Checchino Dal 1887 (High Intermediate B+), 30 Via di Monte Testaccio, , closed Monday and Sunday evening

One of Rome’s oldest restaurants, since 1870. This is the place to come if you like a bit of history with your offal! Even if you don’t, you should come just to check out the wine cellar which has been cut out of Monte Testaccio, a roman rubbish dump for amphorae (clay vessels for transporting mainly oil and wine). Video here. The restaurant is still owned by the same family that carved it out of the hill 150 years earlier. Brothers Elio Mariani (in the kitchen) and Francesco (front of house) run the restaurant and a mixologist nephew runs the cocktail bar upstairs (open at weekends).

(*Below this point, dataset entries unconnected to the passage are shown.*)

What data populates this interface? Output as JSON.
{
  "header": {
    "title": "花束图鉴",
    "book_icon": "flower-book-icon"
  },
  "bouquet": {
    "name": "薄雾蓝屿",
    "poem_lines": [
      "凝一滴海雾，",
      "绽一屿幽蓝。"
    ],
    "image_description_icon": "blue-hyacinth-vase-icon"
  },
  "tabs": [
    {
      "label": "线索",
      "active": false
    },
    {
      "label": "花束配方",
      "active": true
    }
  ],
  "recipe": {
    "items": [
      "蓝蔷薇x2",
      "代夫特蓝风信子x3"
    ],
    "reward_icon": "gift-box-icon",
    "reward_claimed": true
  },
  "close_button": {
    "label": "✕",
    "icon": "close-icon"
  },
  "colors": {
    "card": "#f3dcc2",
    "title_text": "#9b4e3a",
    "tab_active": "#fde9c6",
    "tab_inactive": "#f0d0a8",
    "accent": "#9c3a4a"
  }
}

Sadly I lost my photos but for the record I had the historical tasting menu for €65, and a bottle of wine for €20. The set dishes were; Insalata di Zampi (veal calves foot boiled, boned and served in a salad with carrots, beans, celery and salsa verde), Rigatoni con Pajata (short pasta tubes with a sauce made with of tomatoes and intestine of suckling lamb sprinkled with Pecorino Romano), Bucatini alla Gricia ( hollow spaghetti in a white sauce made with Pecorino, rendered pig’s cheek and black pepper), Coda alla Vaccinara (Ox-tail stewed in a tomato sauce with celery, pine nuts, raisins and a little bitter chocolate), Cicoria di Campo (pan-fried wild chicory with garlic and chilli pepper), Piccola Degutazione di Pecorino Romano, Fresco e Stagionato (a small tasting of fresh and seasoned ewe’s-milk cheese), and finally Torta di Ricotta con Gocce di Cioccolato e Mandorle Grattate (ricotta tart with chocolate chips and grated almonds). I also failed to take any notes as I was too busy chatting with Francesco but I remember the food as being interesting and very good but not amazing (an overall B). With cover, water and a couple of digestivi the bill came to €98.

They have a vegetarian and a la carte menus as well. I’d definitely like to go back one day.

Pizzeria Da Remo (Elementary A), 44 Piazza di Santa Maria Liberatrice,, closed Sunday

If you want to taste real Pizza Romana, this is the place to come. I began with three fritti; a Suppli (rice ball), a Crocchete (croquette) and a Fiore di Zucca (deep fried, stuffed courgette flower). The main event was the Pizza Margherita di Bufala which was wonderful; wafer thin and crispy, allowing the toppings to dominate (A). As it was so thin I was able to follow up with a second pizza; ‘Remo’ the house special with mushrooms, eggplant and sausage, but it wasn’t quite as satisfying (B+). With two 500ml Moretti Baffo d’Oro beers I spent €31.

Salumeria Volpetti (Advanced A), 47 Via Marmorata,

A wonderful deli stocked with a cornucopia of produce from all over Italy. The friendly English-speaking lady on the till helped me pick up a few choice items such as truffle-infused pasta and bouquets of dried oregano. They even had mini-tins of smoked Maldon salt, an essential travel item I’m now never without. Video here.

Writing this has made me want to go back so much. One day…

Leave a Reply